-- The task --
Wherever the word "initial" occurs in the listing below, copy that whole line.
===== Data for analysis
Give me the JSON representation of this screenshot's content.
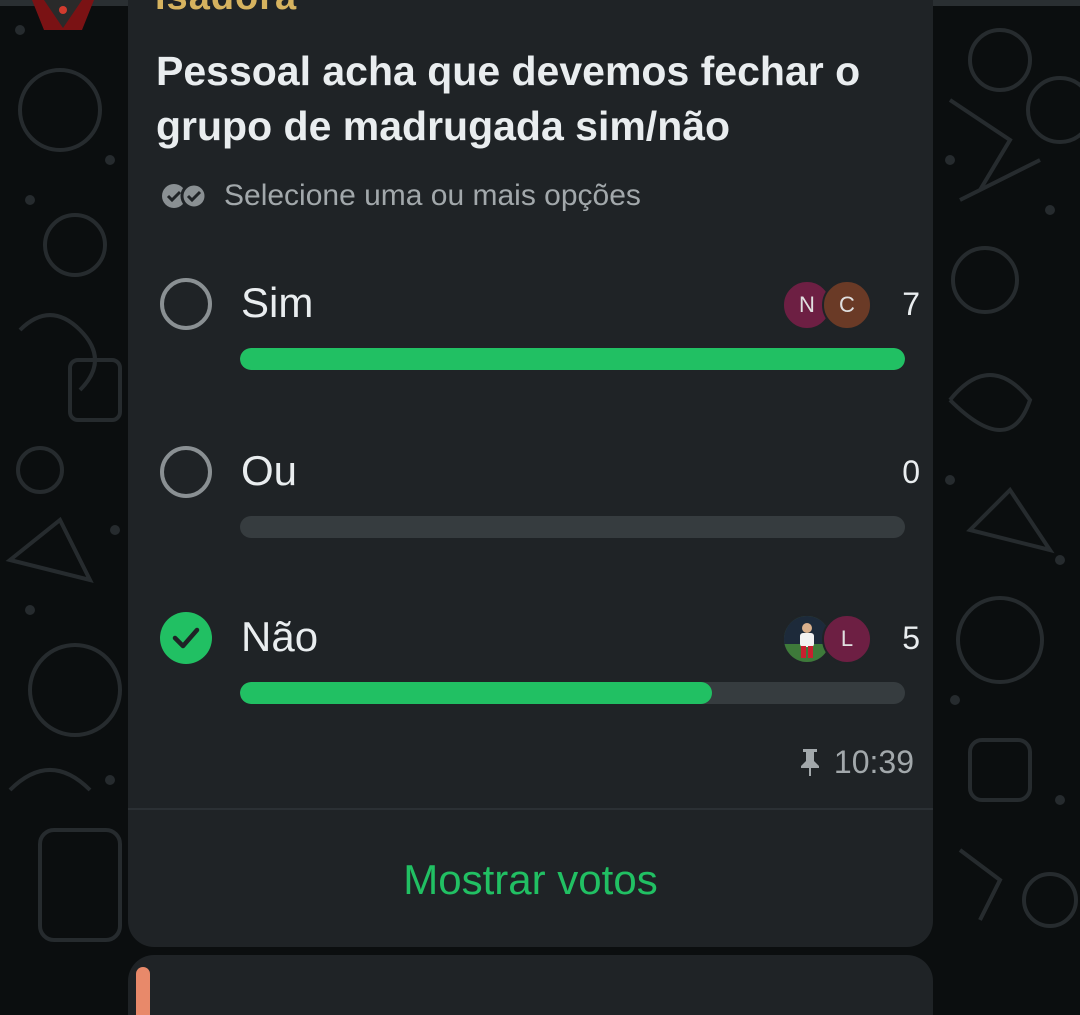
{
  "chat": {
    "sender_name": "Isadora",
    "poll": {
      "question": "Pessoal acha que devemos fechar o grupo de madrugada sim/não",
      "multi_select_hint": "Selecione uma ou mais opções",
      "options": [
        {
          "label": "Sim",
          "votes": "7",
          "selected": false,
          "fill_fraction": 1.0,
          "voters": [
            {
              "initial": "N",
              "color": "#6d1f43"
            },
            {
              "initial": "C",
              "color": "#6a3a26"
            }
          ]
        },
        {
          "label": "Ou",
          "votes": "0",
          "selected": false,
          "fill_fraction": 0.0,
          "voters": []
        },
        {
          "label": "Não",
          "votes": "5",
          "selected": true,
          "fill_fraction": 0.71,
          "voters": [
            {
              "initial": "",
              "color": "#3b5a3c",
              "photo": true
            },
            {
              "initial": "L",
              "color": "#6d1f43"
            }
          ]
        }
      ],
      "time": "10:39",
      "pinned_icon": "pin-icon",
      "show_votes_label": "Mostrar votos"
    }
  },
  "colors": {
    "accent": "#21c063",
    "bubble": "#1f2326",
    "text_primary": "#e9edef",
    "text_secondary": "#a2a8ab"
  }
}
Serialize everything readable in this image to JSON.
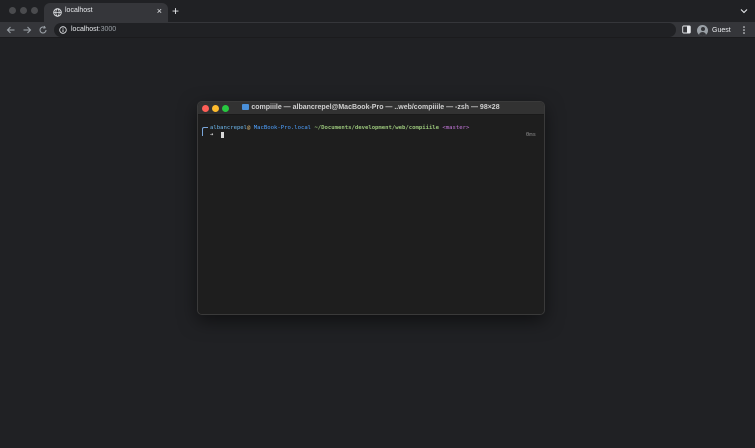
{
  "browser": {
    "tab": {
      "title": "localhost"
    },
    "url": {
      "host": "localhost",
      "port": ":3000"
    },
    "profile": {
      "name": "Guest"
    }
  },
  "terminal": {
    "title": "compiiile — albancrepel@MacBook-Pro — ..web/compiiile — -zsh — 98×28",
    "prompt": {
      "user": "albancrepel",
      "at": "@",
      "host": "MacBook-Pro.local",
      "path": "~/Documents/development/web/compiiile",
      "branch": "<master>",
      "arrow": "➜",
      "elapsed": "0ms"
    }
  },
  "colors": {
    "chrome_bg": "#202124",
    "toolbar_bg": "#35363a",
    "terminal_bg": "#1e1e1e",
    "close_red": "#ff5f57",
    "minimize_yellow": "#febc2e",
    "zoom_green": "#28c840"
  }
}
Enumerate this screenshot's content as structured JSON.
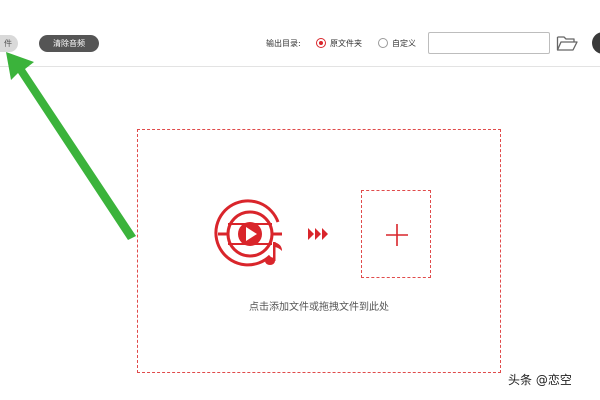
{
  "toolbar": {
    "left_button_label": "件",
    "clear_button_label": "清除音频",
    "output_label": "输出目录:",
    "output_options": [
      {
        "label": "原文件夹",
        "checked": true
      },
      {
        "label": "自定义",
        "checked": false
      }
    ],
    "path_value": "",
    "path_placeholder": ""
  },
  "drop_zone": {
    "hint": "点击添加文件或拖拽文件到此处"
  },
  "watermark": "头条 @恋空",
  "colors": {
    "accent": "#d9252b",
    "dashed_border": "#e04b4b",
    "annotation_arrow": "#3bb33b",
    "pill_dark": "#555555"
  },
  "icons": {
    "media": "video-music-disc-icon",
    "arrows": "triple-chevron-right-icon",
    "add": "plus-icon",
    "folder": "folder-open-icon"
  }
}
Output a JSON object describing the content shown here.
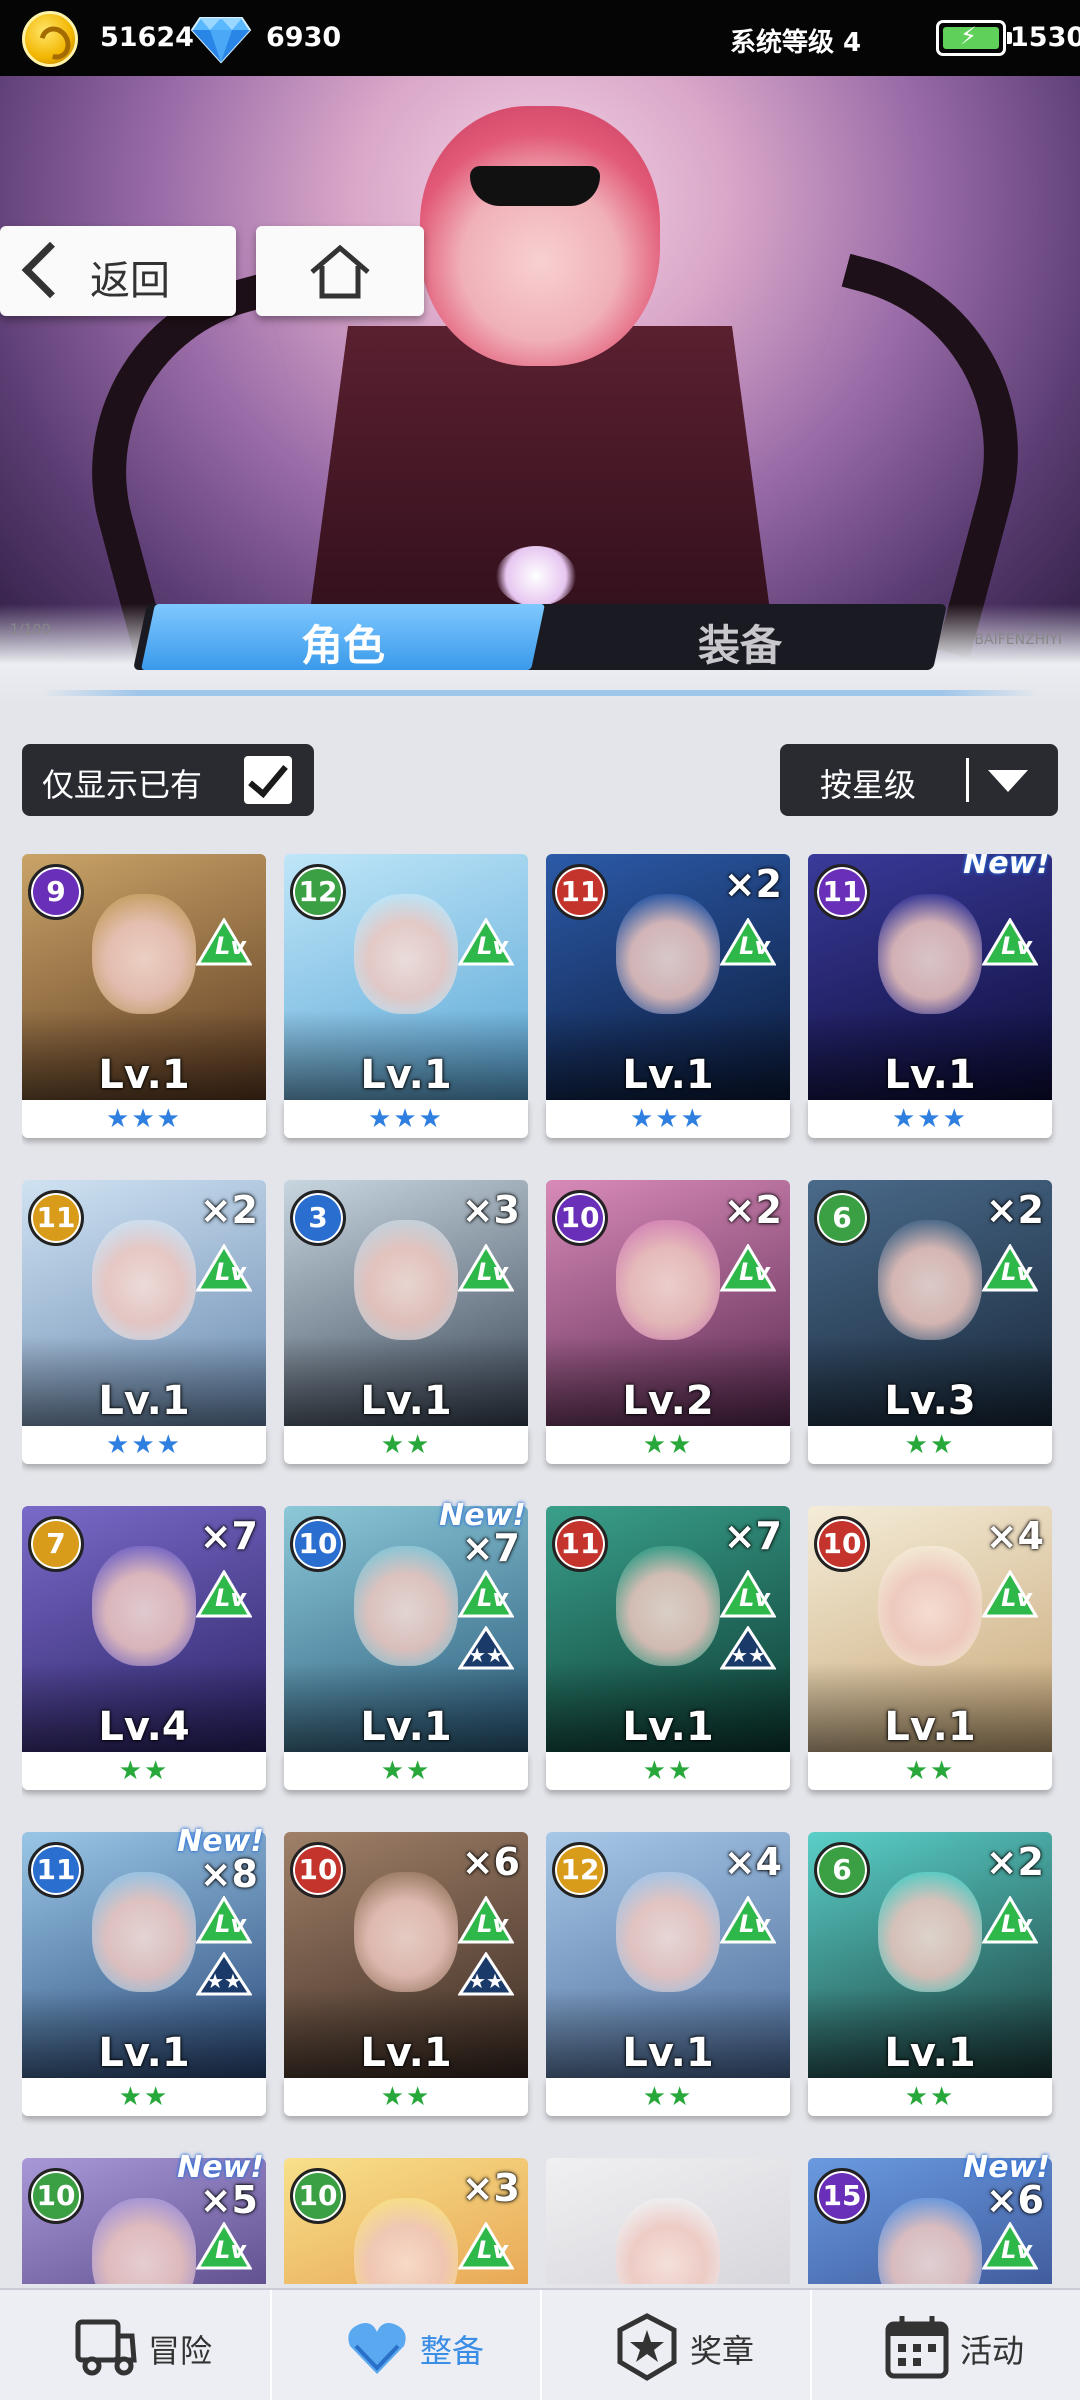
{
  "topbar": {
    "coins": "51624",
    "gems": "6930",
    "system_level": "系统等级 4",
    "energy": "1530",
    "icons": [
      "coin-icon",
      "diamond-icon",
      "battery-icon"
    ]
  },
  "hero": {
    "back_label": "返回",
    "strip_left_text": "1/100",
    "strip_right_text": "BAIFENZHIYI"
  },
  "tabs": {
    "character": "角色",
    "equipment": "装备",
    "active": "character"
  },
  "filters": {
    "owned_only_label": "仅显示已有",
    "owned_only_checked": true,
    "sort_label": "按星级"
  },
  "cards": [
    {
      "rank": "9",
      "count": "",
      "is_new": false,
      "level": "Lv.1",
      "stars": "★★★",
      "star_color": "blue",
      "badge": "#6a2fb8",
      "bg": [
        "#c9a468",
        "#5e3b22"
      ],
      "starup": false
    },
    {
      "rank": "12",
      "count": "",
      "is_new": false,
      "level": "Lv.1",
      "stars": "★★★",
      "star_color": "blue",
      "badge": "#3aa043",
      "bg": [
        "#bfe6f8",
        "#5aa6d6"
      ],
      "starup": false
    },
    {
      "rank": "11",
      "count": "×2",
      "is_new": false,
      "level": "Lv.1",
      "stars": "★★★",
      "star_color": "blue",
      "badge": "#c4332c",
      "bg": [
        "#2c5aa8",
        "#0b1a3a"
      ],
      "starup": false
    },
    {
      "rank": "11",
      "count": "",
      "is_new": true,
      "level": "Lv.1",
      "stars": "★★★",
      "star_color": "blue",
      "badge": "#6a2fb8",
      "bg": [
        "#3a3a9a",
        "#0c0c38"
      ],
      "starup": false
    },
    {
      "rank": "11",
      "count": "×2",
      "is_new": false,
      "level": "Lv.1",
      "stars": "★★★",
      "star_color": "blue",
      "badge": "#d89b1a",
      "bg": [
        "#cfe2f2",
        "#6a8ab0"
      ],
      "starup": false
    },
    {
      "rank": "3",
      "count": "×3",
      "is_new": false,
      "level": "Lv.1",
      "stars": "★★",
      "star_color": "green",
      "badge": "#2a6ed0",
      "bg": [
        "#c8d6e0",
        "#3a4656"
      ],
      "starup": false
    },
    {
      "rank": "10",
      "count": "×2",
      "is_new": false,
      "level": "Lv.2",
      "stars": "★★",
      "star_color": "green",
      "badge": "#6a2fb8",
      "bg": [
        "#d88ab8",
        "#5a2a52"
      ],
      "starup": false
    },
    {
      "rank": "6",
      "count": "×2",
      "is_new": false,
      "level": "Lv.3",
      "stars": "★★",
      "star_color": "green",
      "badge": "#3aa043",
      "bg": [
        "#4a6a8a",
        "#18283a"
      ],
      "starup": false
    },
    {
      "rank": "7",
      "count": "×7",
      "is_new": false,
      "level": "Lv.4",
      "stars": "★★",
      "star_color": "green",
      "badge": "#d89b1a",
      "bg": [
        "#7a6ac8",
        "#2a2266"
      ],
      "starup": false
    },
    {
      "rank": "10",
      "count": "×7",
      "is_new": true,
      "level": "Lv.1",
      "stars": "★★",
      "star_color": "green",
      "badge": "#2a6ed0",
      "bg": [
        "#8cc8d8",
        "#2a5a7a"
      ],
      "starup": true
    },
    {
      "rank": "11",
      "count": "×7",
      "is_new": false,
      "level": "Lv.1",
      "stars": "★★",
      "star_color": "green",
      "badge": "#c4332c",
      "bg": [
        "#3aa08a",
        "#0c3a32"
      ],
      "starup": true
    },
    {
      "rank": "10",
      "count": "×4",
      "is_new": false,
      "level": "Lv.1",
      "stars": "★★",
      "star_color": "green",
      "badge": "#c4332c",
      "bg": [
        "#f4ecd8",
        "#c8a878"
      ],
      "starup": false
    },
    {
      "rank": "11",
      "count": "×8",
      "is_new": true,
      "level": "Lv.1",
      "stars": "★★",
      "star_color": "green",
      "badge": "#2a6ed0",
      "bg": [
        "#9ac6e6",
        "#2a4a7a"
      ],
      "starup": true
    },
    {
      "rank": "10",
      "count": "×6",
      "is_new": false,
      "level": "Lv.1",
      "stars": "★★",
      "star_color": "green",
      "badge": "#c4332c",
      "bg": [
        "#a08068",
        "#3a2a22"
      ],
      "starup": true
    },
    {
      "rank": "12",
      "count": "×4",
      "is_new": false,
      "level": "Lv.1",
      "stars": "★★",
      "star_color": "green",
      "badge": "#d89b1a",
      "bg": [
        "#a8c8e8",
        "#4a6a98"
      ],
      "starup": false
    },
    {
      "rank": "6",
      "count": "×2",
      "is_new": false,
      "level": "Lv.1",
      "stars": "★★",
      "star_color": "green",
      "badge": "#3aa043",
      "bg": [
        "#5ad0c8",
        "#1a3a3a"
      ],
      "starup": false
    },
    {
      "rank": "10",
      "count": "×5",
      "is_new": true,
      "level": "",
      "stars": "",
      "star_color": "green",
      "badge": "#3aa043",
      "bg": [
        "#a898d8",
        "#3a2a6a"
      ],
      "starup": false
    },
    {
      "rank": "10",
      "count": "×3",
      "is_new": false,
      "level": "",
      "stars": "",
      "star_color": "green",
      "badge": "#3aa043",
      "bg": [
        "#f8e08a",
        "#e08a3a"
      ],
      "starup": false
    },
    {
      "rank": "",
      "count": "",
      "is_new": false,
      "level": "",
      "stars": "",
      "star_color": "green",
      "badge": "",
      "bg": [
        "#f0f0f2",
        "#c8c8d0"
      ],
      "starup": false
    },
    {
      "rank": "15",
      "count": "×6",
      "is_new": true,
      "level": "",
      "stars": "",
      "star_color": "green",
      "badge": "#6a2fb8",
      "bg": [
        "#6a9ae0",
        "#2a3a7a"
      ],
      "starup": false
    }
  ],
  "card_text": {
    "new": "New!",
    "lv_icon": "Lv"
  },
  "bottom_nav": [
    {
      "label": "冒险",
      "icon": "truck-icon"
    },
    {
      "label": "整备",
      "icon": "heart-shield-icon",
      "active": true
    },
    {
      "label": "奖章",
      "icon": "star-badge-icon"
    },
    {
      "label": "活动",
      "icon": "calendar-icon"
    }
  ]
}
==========
-- Exercise solution --
              "initial": "N",
              "initial": "C",
              "initial": "",
              "initial": "L",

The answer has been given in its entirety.